### Data extract
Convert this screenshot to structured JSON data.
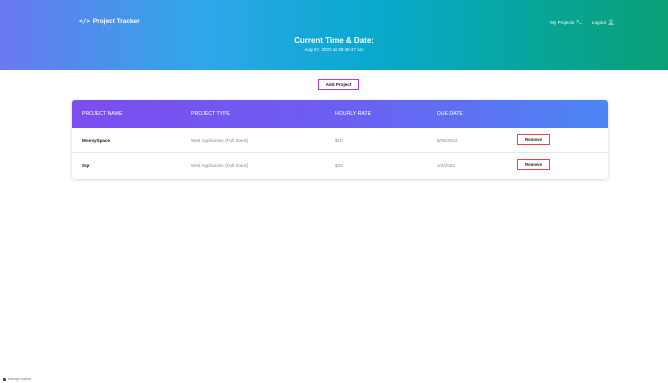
{
  "header": {
    "brand_symbol": "</>",
    "brand_name": "Project Tracker",
    "nav": {
      "my_projects": "My Projects",
      "my_projects_icon": "terminal-icon",
      "logout": "Logout",
      "logout_icon": "user-icon"
    },
    "title": "Current Time & Date:",
    "datetime": "Aug 07, 2022 at 08:48:47 am"
  },
  "toolbar": {
    "add_label": "Add Project"
  },
  "table": {
    "columns": [
      "PROJECT NAME",
      "PROJECT TYPE",
      "HOURLY RATE",
      "DUE DATE"
    ],
    "rows": [
      {
        "name": "MoovySpace",
        "type": "Web Application (Full Stack)",
        "rate": "$10",
        "due": "8/06/2022",
        "action": "Remove"
      },
      {
        "name": "Sqr",
        "type": "Web Application (Full Stack)",
        "rate": "$20",
        "due": "1/4/2023",
        "action": "Remove"
      }
    ]
  },
  "footer": {
    "text": "Manage cookies"
  },
  "colors": {
    "header_gradient_start": "#6a79f0",
    "header_gradient_end": "#0b9f74",
    "table_header_start": "#7c4df0",
    "table_header_end": "#4b86f3",
    "add_button_border": "#b13dd4",
    "remove_button_border": "#e0454f"
  }
}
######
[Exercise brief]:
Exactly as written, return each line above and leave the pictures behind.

[Exercise result]:
Convert this screenshot to structured JSON data.
{
  "header": {
    "brand_symbol": "</>",
    "brand_name": "Project Tracker",
    "nav": {
      "my_projects": "My Projects",
      "my_projects_icon": "terminal-icon",
      "logout": "Logout",
      "logout_icon": "user-icon"
    },
    "title": "Current Time & Date:",
    "datetime": "Aug 07, 2022 at 08:48:47 am"
  },
  "toolbar": {
    "add_label": "Add Project"
  },
  "table": {
    "columns": [
      "PROJECT NAME",
      "PROJECT TYPE",
      "HOURLY RATE",
      "DUE DATE"
    ],
    "rows": [
      {
        "name": "MoovySpace",
        "type": "Web Application (Full Stack)",
        "rate": "$10",
        "due": "8/06/2022",
        "action": "Remove"
      },
      {
        "name": "Sqr",
        "type": "Web Application (Full Stack)",
        "rate": "$20",
        "due": "1/4/2023",
        "action": "Remove"
      }
    ]
  },
  "footer": {
    "text": "Manage cookies"
  },
  "colors": {
    "header_gradient_start": "#6a79f0",
    "header_gradient_end": "#0b9f74",
    "table_header_start": "#7c4df0",
    "table_header_end": "#4b86f3",
    "add_button_border": "#b13dd4",
    "remove_button_border": "#e0454f"
  }
}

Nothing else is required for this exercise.